Google to end support for Chrome for 32-bit Linux, Ubuntu Precise 12.04, and Debian 7 wheezy in March 2016

by AshwinDecember 1, 2015

Google has announced a move that is not going to go down well, amongst Linux users.

Ubuntu logo
The Mountain View company says it will be ending support for its Chrome browser for 32-bit Linux computers.

The company has singled out some popular distros, which will be affected by the move. Google will end support for Google Chrome on Ubuntu Precise (12.04), and Debian 7 (wheezy) in March 2016. The company says that users may continue to use the browser, but it will not be patched with security updates or bug fixes.

The statement was followed by a reassuarance, which says that:

We intend to continue supporting the 32-bit build configurations on Linux to support building Chromium.

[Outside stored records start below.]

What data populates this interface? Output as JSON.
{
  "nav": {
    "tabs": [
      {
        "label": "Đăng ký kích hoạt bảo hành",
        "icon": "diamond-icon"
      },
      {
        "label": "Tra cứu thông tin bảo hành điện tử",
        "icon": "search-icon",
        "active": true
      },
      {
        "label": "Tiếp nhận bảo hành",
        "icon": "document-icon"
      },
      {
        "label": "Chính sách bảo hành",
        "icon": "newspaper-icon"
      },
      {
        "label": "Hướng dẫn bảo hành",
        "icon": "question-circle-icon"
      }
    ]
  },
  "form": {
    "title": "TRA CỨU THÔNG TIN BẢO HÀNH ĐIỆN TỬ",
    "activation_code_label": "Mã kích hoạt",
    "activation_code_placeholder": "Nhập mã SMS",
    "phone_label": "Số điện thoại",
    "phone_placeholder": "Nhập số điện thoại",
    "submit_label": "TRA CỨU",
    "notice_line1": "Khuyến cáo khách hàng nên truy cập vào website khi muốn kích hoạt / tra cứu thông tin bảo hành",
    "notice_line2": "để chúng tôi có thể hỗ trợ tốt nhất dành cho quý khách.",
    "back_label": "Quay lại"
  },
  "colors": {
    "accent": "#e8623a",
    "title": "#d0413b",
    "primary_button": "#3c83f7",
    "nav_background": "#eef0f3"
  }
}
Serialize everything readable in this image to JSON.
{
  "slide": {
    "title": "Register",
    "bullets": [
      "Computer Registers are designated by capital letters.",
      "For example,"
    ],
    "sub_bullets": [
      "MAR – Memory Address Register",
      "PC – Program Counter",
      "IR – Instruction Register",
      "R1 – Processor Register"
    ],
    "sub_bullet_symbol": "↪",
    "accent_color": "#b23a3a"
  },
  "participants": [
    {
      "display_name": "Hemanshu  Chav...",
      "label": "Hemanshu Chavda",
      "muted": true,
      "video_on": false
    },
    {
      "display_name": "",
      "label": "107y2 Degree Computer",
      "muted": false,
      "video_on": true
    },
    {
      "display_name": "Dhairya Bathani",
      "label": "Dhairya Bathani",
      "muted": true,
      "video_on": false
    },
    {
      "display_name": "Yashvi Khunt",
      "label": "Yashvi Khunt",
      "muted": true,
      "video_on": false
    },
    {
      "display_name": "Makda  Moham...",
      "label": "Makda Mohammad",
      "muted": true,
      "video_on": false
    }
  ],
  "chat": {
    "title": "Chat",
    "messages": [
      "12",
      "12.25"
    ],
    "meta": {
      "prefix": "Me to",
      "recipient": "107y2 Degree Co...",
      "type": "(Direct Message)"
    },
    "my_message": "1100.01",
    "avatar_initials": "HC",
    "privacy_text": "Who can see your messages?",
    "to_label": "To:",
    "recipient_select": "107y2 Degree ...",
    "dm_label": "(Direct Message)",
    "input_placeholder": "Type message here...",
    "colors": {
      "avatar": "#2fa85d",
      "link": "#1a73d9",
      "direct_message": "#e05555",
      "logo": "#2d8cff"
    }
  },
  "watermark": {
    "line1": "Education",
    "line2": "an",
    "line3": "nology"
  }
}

What this means is that other browsers which are built based on the code of the Google Chromium open source project, could function on 32-bit PCs. But it could also mean that the company’s own Chrome OS and Android platforms, and the devices running them, which use 32-bit hardware, will continue to be supported.

Linux isn’t just for programmers. User friendly distros like Ubuntu are used by many home users, who cannot afford to upgrade their PCs, and by those who wish to rejuvanate their slowing PCs with a speedy operating system. Think of it as a budget friendly way to keep a computer up and running for basic needs like email, web browsing, entertainment and computation, and even gaming.

Naturally, Google’s decision to end support for Chrome on 32-bit Linux, is already drawing flak from users who use 32-bit computers. This however could be great news for the likes of Mozilla Firefox, which works on 32 and 64 bit systems alike. So it is highly likely, that we could see many users jumping ship from Chrome to Firefox.

If your PC is capable of running 64-bit operating systems, your best bet is to upgrade to a newer Linux distro, else you will have to make a switch to a different browser, like I mentioned above.

The latest stable version of Ubuntu is 15.10 (Wily Werewolf), and of Debian is 8 (jessie). We strongly advise readers to use the latest version of the operating systen for security and stability.

On a side note, Google is also ending support for Chrome for Windows XP, Vista and Mac OS X 10.8  in March 2016. But that is not exactly breaking news, as the Mountain View company announced the move back in April 2014, and has actually extended support for XP, by 3 months.